Will there be even more wasted votes in the 2015 elections because of the elevated electoral threshold? The answer is not clear. On the one hand, if we look at past results, we see that in the first elections after the threshold was raised previously (1992 and 2006), there was a relatively high percentage of wasted votes. This phenomenon stems from the fact that parties and voters have not yet gotten used to the change. For example, in 1992, tens of thousands of votes that were cast for Tehiya and for the Progressive List for Peace, two parties that had been represented in the previous Knesset, were wasted when those parties did not pass the electoral threshold after it was raised. Similarly, in 2006, tens of thousands of people voted for Green Leaf and the Greens, two lists that would have been close to making it into the Knesset had the threshold not been raised. On the other hand, it is also possible that the raised threshold will reduce the percentage of wasted votes in the upcoming election. The reason for this is that the threshold was raised so dramatically this time that there will be fewer parties that could convincingly claim they have a real chance of passing it.

The percentage of wasted votes also has an indirect influence on the proportionality of the election results. One of the standard metrics of proportionality is Gallagher’s Index of Disproportionality. This measure is based on a comparison of the percentage of the vote that each party received and the percentage of parliamentary seats that it won. The index is on a scale of 0 to 100, with the theoretical value of zero indicating absolute proportionality and the theoretical value of 100 indicating absolute disproportionality (in the latter, one party would have received all the seats even though it didn’t win a single vote).

Countries that employ "first past the post" or majoritarian electoral systems receive relatively high values on the Gallagher Disproportionality Index. Over the last four elections, the values in France, for example, have been around 17, the values in United Kingdom have been around 16, and the values in Canada and Australia have been around 10. In contrast, the scores have been much lower in countries with proportional systems. In Denmark and the Netherlands the values have been approximately 1, and in Germany and Spain they have been around 5. Israel’s disproportionality values are in the middle, between the very low values of Denmark and the Netherlands and the moderate values of Germany and Spain (see Figure 1). Not surprisingly, the highest value on the Disproportionality Index of all nineteen Knesset elections was registered during the 2013 elections.


Figure 1: Disproportionality of Electoral Outcomes (Average for the last four elections in each country)

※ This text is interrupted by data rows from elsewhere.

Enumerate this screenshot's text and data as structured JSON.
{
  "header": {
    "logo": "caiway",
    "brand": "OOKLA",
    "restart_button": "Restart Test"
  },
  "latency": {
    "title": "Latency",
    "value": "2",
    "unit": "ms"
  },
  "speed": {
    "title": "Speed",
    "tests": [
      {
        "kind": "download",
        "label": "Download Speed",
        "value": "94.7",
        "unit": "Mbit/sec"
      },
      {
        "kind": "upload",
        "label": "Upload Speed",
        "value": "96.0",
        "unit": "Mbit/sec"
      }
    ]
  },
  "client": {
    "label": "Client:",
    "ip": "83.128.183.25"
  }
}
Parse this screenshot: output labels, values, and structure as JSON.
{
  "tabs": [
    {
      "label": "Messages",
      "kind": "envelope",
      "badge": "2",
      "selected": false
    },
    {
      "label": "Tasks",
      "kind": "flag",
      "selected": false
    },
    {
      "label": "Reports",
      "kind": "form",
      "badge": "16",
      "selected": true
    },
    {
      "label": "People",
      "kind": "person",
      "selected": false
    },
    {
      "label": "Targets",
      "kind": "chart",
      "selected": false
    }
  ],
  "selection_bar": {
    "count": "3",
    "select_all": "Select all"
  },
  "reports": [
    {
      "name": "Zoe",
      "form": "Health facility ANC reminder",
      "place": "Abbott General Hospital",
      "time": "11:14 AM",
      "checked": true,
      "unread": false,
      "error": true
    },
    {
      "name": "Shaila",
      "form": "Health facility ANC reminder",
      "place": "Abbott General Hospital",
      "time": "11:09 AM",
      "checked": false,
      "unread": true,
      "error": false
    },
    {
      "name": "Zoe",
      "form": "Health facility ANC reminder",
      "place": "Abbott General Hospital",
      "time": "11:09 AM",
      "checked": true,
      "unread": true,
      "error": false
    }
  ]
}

Figure 1: Disproportionality of Electoral Outcomes (Average for the last four elections in each country)

 Source: Ofer Kenig's calculations based on Michael Gallagher's "Election Indices" (2004).


Advocates of raising the electoral threshold claim that this change will reduce the number of parties in the Knesset and thus improve political stability and governance. Comparatively, raising the threshold is not an exceptional measure but given the latent dangers of such an increase, ways of minimizing the risks as much as possible should have been considered. For example, the sharp jump from 2% to 3.25% could have been implemented in several stages, so as to allow both voters and parties to adjust to the new rules of the game. In any case, it is clear that the higher threshold will not cure all the ills of the Israeli system of government. In order to complete the reform, it is necessary to consider additional improvements, such as adding a regional element to the Knesset elections, amending the government formation process and adopting a semi-open ballot.

Dr. Ofer Kenig is a researcher at the Israel Democracy Institute and a senior lecturer at the Ashkelon Academic College.